Setting the course for rock

By Sergio Ariza

In July of 1966 Eric Clapton left John Mayall & the Bluesbreakers, when he was replaced by the great Peter Green, and hooked up with the 2 musicians who, like him, had been named the  best on their instruments by an English music magazine, Jack Bruce and Ginger Baker. The name they chose showed that the `power trio’ were full of themselves: Cream (créme de la créme). However with their second LP they proved that they were worthy of the chosen name, setting the course of rock for years to come.

Disraeli gears is the great opus in their brief discography as a group. Despite the band being deeply rooted in blues, this record was where Clapton shunned his purest notions and let the prevailing winds of psychedelica have their way, Strange Brew is the perfect example, although on his solo he can’t help but reinterpret, note for note Albert King solo on Oh Pretty Woman.     
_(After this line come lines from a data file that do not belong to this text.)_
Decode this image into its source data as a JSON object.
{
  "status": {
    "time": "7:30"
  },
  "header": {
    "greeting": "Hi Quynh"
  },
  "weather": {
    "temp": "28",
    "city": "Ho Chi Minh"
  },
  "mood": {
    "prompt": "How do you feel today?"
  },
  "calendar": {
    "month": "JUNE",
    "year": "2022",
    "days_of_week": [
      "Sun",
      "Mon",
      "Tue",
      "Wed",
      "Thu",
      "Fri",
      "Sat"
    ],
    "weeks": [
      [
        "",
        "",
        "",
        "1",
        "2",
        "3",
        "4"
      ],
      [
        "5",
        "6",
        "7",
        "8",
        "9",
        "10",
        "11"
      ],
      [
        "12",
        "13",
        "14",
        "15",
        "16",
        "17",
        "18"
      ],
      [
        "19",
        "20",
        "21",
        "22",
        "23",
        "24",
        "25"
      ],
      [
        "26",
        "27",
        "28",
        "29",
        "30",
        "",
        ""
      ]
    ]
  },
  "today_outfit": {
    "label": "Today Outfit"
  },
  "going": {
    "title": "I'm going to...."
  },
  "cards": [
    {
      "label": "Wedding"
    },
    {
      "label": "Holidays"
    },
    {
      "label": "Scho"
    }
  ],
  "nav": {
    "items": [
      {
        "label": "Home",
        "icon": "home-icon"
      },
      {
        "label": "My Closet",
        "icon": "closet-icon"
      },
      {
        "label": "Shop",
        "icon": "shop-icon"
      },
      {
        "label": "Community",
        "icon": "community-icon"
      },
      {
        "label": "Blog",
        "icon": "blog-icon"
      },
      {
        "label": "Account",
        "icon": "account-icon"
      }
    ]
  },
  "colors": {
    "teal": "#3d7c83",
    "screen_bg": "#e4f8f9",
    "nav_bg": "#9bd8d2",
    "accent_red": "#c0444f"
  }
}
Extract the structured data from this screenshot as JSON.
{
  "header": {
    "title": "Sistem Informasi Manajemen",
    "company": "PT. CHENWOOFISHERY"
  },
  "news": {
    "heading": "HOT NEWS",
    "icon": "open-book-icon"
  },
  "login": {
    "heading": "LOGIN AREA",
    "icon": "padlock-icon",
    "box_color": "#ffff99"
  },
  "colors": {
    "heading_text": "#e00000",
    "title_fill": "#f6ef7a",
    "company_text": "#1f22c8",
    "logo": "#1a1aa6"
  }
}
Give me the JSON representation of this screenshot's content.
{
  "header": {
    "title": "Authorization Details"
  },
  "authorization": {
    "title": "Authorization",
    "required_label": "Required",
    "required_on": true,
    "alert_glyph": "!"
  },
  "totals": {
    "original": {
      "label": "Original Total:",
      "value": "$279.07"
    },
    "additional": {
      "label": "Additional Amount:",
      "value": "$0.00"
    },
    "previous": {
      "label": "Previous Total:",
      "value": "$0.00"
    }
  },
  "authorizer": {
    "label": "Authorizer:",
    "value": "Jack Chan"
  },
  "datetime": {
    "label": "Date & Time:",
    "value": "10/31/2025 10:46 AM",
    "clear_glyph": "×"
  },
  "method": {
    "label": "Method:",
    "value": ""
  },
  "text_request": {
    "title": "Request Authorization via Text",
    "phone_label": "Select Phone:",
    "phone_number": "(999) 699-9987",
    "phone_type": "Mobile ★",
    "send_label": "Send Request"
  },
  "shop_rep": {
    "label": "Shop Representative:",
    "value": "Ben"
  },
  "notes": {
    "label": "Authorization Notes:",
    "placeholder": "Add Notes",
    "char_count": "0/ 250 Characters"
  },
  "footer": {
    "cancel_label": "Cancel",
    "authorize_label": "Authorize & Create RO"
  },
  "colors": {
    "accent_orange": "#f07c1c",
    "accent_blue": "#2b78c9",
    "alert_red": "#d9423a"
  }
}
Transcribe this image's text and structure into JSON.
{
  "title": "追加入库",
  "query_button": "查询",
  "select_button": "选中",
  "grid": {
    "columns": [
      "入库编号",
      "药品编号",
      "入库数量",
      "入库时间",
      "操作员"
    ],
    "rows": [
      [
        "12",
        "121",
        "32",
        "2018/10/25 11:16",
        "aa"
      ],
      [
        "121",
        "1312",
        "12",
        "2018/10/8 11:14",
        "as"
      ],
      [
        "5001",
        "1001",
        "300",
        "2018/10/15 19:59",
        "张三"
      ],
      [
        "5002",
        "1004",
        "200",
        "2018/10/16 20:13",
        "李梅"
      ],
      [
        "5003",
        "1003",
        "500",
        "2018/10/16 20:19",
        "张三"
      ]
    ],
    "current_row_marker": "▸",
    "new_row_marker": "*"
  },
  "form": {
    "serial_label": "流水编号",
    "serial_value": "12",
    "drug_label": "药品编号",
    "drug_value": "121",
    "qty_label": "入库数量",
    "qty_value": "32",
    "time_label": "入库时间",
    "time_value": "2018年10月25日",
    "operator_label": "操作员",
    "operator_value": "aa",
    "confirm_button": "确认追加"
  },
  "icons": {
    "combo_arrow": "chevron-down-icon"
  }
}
However, it was with the second track Sunshine of Your Love where Cream became the standard to follow for hard rock and heavy metal bands in the following years. A perfect and repetitive riff that would open the door to a sound that Led Zeppelin, Black Sabbath and Deep Purple would chase, to name some of the biggies. On the same song Clapton delivers one of his most memorable solos, with a very ‘bluesy’ start, playing with the melody of Blue Moon and raising the intensity until the end. It was also the best example of the new sound that he  found since  this record, what is referred to as the ‘woman’s tone’, whose main star was his ‘64 Gibson SG known as ‘The Fool’ because of the artistic group who painted it in psychedelic fashion, making it one of the most recognised guitars in history.

So ‘The Fool’ and the ‘woman’s tone’ (what Clapton described as “a soft sound...more like a human voice than a guitar) are present on many of the album's numbers like the aforementioned Strange Brew (it’s worth it to listen to Albert King’s version to appreciate the differences of tone between two of the best guitarists of all time), the exhuberant SWLABR (where he also plays his Les Paul Custom) and Outside Woman’s Blues, one of the bluesiest moments on the album, though here he uses a different tone, as well as what seems like a Fender Twin Reverb amp sound.  

Yet, we can’t leave without talking about other important milestone of the record, Tales Of Brave Ulysses, where the ‘wah wah’ pedal makes one of its first appearances in rock history, ahead of Hendrix by a couple of months when he would use this pedal for the first time on  Burning of the Midnight Lamp. Clapton again flashes an incredible solo on a song that can be considered the predecessor of one of his most famous songs, White Room, giving another example of how his playing served as a model for many of the sounds to come in the genre.